The Christmas holidays had just concluded, and my dad and I made a pit-stop at the gymnastics center where I would spend most of my childhood. He needed to work out some details for the upcoming meet, and I hung out in the lobby for those few minutes. Had I known that my world would change that quickly, I would’ve stayed in the car.
My gymnastics coach happened to see me and stopped by to say ‘hello’ before heading down to teach a class.
“How do you like your new beam?” she asked.
I immediately was taken aback. I did, in fact, get a beam for Christmas. It was blue and sat flat on the floor and was made out of some stiff foam-like material. The beam wasn’t very heavy and would move if I jumped on it. Honestly, it’s a wonder that I didn’t break my ankle, but, nevertheless, that beam was one of the best presents I ever received. From Santa.
“How did you know I got a beam?”
The wheels in my head began spinning, but clearly, her wheels were not keeping up with mine.
“I saw your dad pick it up,” she answered matter-of-factly.
The wheels were now grinding together, producing a thick fog of smoke in my brain.
My dad? How was that possible? Santa brought that gift.
And then, as any child who wants to believe would do, I began to concoct the recipe for how my coach would’ve seen my dad purchasing this gift when, in fact, it was from Santa. It was easy–Santa is magical, so he simply turned himself into the likeness of my dad and purchased the beam. He didn’t have one in his workshop because…well…it doesn’t matter. He knew I liked the one at my gym, and it was just easier to fly down from the North Pole, turn himself into my dad, and purchase it then try to have his elves recreate it in the workshop.
Yeah, that was it.
And even though I forced myself to believe for another year, that day marked the day when a little of the Christmas magic died in my heart.
Christmas Lesson 1: Let the child tell you what he or she received for Christmas, not the other way around. You have no idea what spiral of doubt and confusion you may otherwise create.
Was Santa ever spoiled for you? What happened?
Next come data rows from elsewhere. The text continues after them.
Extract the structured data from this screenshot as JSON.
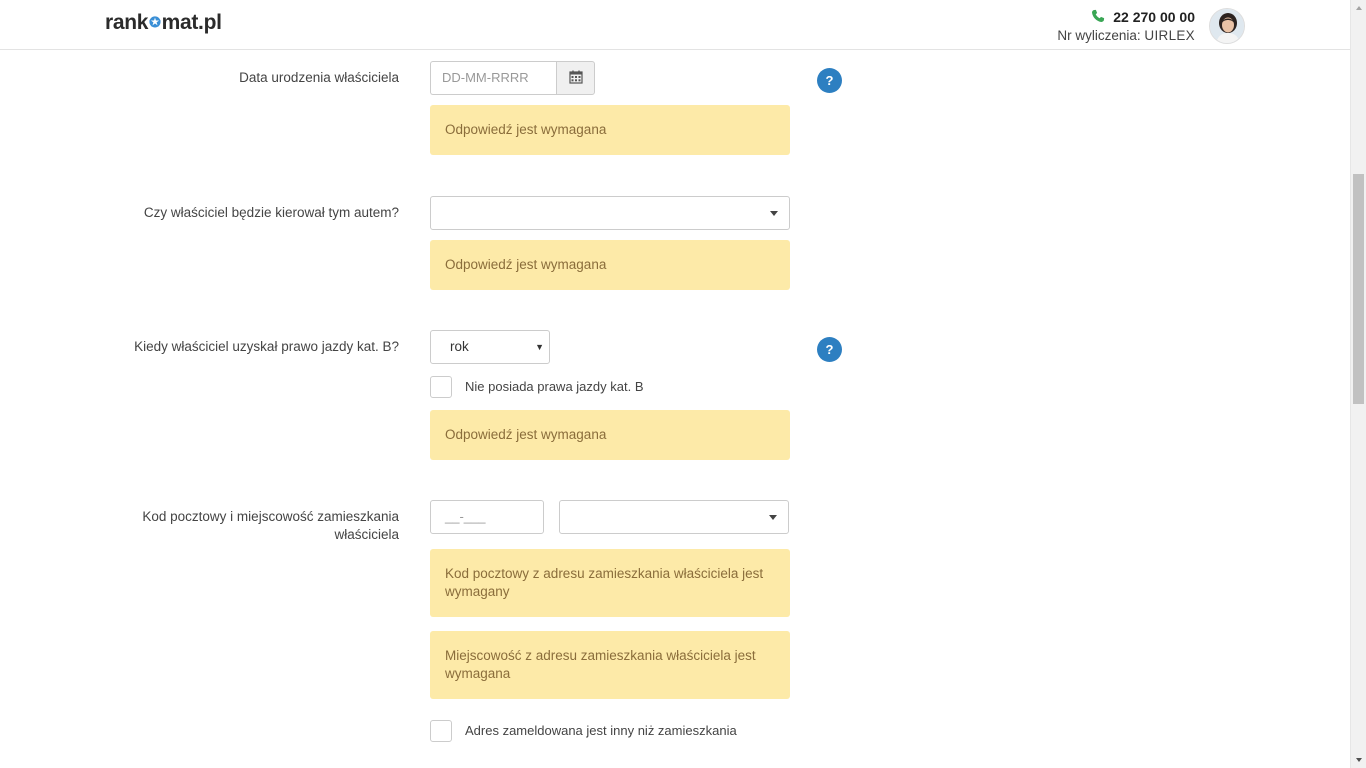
{
  "header": {
    "logo_text_a": "rank",
    "logo_text_b": "mat.pl",
    "phone": "22 270 00 00",
    "calc_label": "Nr wyliczenia:",
    "calc_code": "UIRLEX"
  },
  "form": {
    "birth": {
      "label": "Data urodzenia właściciela",
      "placeholder": "DD-MM-RRRR",
      "alert": "Odpowiedź jest wymagana",
      "help": "?"
    },
    "driver": {
      "label": "Czy właściciel będzie kierował tym autem?",
      "value": "",
      "alert": "Odpowiedź jest wymagana"
    },
    "license": {
      "label": "Kiedy właściciel uzyskał prawo jazdy kat. B?",
      "year_value": "rok",
      "no_license_label": "Nie posiada prawa jazdy kat. B",
      "alert": "Odpowiedź jest wymagana",
      "help": "?"
    },
    "address": {
      "label": "Kod pocztowy i miejscowość zamieszkania właściciela",
      "postal_value": "__-___",
      "city_value": "",
      "alert_postal": "Kod pocztowy z adresu zamieszkania właściciela jest wymagany",
      "alert_city": "Miejscowość z adresu zamieszkania właściciela jest wymagana",
      "different_address_label": "Adres zameldowana jest inny niż zamieszkania"
    }
  },
  "colors": {
    "accent": "#2d7fc1",
    "alert_bg": "#fdeaa8",
    "alert_text": "#8a6d3b",
    "phone_icon": "#3aa655"
  }
}
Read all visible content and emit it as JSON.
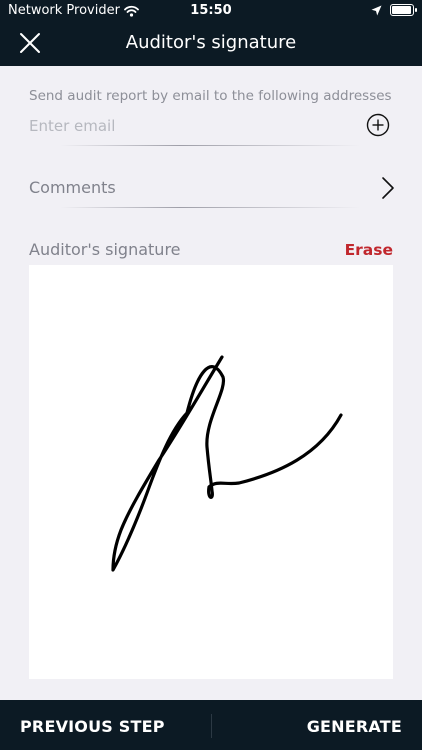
{
  "status_bar": {
    "carrier": "Network Provider",
    "time": "15:50",
    "battery_level": 0.95
  },
  "header": {
    "title": "Auditor's signature",
    "close_icon": "close-icon"
  },
  "form": {
    "email_hint": "Send audit report by email to the following addresses",
    "email_placeholder": "Enter email",
    "email_value": "",
    "add_icon": "plus-circle-icon",
    "comments_label": "Comments",
    "comments_icon": "chevron-right-icon",
    "signature_label": "Auditor's signature",
    "erase_label": "Erase"
  },
  "footer": {
    "previous_label": "PREVIOUS STEP",
    "generate_label": "GENERATE"
  },
  "colors": {
    "bar_background": "#0c1a24",
    "page_background": "#f1f0f5",
    "erase": "#c1272d"
  }
}
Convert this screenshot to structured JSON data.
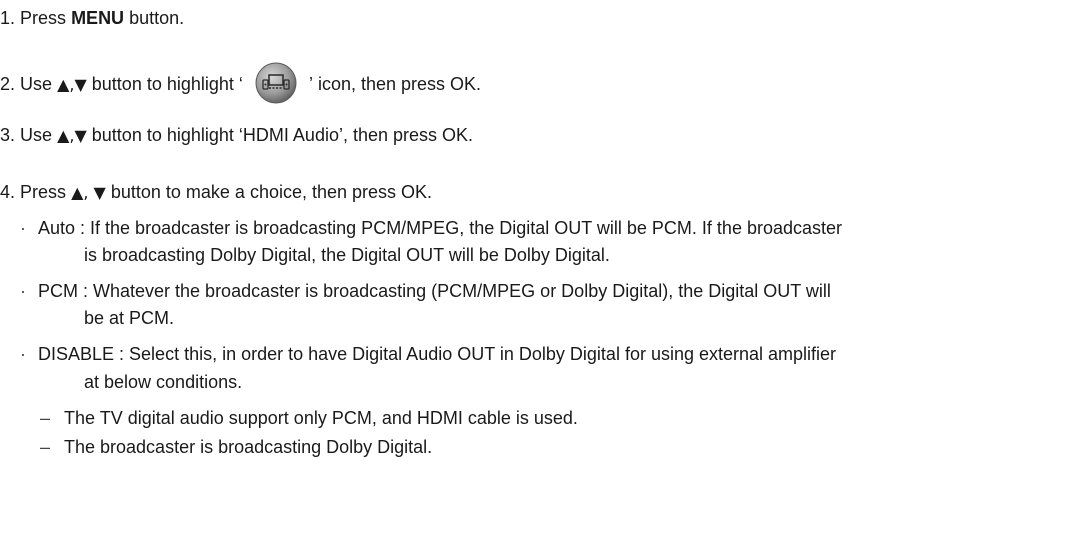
{
  "steps": {
    "s1": {
      "num": "1.",
      "pre": "Press",
      "bold": "MENU",
      "post": "button."
    },
    "s2": {
      "num": "2.",
      "pre": "Use",
      "arrows": "▲,▼",
      "mid": "button to highlight",
      "open_quote": "‘",
      "close_quote": "’",
      "icon": "setup-tv-speaker-icon",
      "post": "icon, then press OK."
    },
    "s3": {
      "num": "3.",
      "pre": "Use",
      "arrows": "▲,▼",
      "mid": "button to highlight",
      "quoted": "‘HDMI Audio’",
      "post": ", then press OK."
    },
    "s4": {
      "num": "4.",
      "pre": "Press",
      "arrows": "▲, ▼",
      "post": "button to make a choice, then press OK."
    }
  },
  "options": {
    "bullet": "·",
    "auto": {
      "line1": "Auto : If the broadcaster is broadcasting PCM/MPEG, the Digital OUT will be PCM. If the broadcaster",
      "line2": "is broadcasting Dolby Digital, the Digital OUT will be Dolby Digital."
    },
    "pcm": {
      "line1": "PCM : Whatever the broadcaster is broadcasting (PCM/MPEG or Dolby Digital), the Digital OUT will",
      "line2": "be at PCM."
    },
    "disable": {
      "line1": "DISABLE : Select this, in order to have Digital Audio OUT in Dolby Digital for using external amplifier",
      "line2": "at below conditions."
    }
  },
  "conditions": {
    "dash": "–",
    "c1": "The TV digital audio support only PCM, and HDMI cable is used.",
    "c2": "The broadcaster is broadcasting Dolby Digital."
  },
  "colors": {
    "text": "#1a1a1a",
    "icon_fill": "#9a9a9a",
    "icon_edge": "#5a5a5a"
  }
}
I had a fun idea this morning–or fun to me–and wanted to pass it along. If you will send me a Christmas lesson in the comments or in an e-mail, I will try to recreate a short story around it. Or if you prefer, you can write a story and provide the link in the comment box of any of the Christmas Lessons I write! If I don’t get any responses, I’ll know you all think this idea stinks.